PROBLEM DETAILS
A verbatim copy of the entries is the required answer.
== DATA TO USE
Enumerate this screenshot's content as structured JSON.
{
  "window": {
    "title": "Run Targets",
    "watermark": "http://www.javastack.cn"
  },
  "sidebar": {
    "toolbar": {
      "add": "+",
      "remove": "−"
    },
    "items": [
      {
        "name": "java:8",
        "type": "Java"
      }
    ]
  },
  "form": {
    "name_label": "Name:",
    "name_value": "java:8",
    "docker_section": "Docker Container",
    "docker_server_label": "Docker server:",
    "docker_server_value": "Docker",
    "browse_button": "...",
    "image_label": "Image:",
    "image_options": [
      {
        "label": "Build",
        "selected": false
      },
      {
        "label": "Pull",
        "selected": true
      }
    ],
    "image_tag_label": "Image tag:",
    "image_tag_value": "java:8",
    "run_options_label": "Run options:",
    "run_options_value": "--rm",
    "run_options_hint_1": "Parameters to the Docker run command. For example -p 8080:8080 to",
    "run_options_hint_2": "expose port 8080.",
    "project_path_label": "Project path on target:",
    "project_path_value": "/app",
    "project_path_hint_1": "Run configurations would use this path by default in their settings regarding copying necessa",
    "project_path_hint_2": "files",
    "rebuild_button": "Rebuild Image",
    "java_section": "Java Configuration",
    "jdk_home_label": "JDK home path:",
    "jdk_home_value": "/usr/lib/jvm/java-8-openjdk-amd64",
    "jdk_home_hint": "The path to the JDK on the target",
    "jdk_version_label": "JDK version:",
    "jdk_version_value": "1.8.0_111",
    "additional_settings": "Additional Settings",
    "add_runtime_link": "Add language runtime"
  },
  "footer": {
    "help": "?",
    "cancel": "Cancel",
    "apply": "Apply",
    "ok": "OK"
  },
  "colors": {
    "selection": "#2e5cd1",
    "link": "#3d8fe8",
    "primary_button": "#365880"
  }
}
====
OUTPUT BELOW
Enumerate this screenshot's content as structured JSON.
{
  "window": {
    "title": "Run Targets",
    "watermark": "http://www.javastack.cn"
  },
  "sidebar": {
    "toolbar": {
      "add": "+",
      "remove": "−"
    },
    "items": [
      {
        "name": "java:8",
        "type": "Java"
      }
    ]
  },
  "form": {
    "name_label": "Name:",
    "name_value": "java:8",
    "docker_section": "Docker Container",
    "docker_server_label": "Docker server:",
    "docker_server_value": "Docker",
    "browse_button": "...",
    "image_label": "Image:",
    "image_options": [
      {
        "label": "Build",
        "selected": false
      },
      {
        "label": "Pull",
        "selected": true
      }
    ],
    "image_tag_label": "Image tag:",
    "image_tag_value": "java:8",
    "run_options_label": "Run options:",
    "run_options_value": "--rm",
    "run_options_hint_1": "Parameters to the Docker run command. For example -p 8080:8080 to",
    "run_options_hint_2": "expose port 8080.",
    "project_path_label": "Project path on target:",
    "project_path_value": "/app",
    "project_path_hint_1": "Run configurations would use this path by default in their settings regarding copying necessa",
    "project_path_hint_2": "files",
    "rebuild_button": "Rebuild Image",
    "java_section": "Java Configuration",
    "jdk_home_label": "JDK home path:",
    "jdk_home_value": "/usr/lib/jvm/java-8-openjdk-amd64",
    "jdk_home_hint": "The path to the JDK on the target",
    "jdk_version_label": "JDK version:",
    "jdk_version_value": "1.8.0_111",
    "additional_settings": "Additional Settings",
    "add_runtime_link": "Add language runtime"
  },
  "footer": {
    "help": "?",
    "cancel": "Cancel",
    "apply": "Apply",
    "ok": "OK"
  },
  "colors": {
    "selection": "#2e5cd1",
    "link": "#3d8fe8",
    "primary_button": "#365880"
  }
}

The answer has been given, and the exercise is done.